** Opening RECORDS TO PROCESS block **

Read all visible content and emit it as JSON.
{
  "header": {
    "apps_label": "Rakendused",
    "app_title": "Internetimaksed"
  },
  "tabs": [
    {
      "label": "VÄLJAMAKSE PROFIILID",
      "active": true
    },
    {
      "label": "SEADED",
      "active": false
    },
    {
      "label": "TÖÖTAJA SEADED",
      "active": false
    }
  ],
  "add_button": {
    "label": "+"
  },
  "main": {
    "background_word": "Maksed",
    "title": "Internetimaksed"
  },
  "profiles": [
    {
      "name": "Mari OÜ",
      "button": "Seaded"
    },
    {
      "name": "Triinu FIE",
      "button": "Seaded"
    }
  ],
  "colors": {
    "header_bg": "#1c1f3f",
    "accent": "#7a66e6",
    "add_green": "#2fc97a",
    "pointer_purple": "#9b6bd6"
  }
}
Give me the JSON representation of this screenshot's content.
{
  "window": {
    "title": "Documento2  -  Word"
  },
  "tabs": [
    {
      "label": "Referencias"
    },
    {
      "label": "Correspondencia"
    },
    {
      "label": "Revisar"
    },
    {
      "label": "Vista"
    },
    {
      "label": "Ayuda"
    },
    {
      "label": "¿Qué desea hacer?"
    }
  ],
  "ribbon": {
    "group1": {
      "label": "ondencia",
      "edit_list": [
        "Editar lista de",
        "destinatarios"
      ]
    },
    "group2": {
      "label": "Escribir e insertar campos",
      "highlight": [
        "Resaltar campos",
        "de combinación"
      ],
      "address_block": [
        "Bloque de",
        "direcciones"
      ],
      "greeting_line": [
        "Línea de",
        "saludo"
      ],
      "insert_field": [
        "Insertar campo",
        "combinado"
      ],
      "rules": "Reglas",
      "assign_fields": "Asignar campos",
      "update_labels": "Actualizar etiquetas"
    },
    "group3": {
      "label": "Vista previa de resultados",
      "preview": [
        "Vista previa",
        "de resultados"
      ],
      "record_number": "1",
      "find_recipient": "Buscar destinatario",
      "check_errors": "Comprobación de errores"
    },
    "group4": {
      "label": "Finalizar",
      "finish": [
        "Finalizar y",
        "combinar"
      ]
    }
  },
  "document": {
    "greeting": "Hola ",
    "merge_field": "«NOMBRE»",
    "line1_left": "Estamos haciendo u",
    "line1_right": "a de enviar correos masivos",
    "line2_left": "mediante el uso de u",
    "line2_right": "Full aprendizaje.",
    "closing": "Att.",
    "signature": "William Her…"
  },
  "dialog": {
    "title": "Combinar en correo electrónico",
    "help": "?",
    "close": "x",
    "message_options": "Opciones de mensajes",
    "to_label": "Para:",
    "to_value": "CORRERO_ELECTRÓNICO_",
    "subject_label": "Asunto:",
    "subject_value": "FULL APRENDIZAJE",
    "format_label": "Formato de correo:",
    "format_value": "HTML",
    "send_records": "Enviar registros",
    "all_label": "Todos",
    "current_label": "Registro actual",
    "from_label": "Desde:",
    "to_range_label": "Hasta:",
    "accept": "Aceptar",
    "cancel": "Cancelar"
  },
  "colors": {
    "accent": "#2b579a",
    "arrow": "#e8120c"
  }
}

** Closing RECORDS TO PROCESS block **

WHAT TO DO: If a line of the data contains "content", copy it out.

SOLUTION BELOW:
Read all visible content and emit it as JSON.
Give me the JSON representation of this screenshot's content.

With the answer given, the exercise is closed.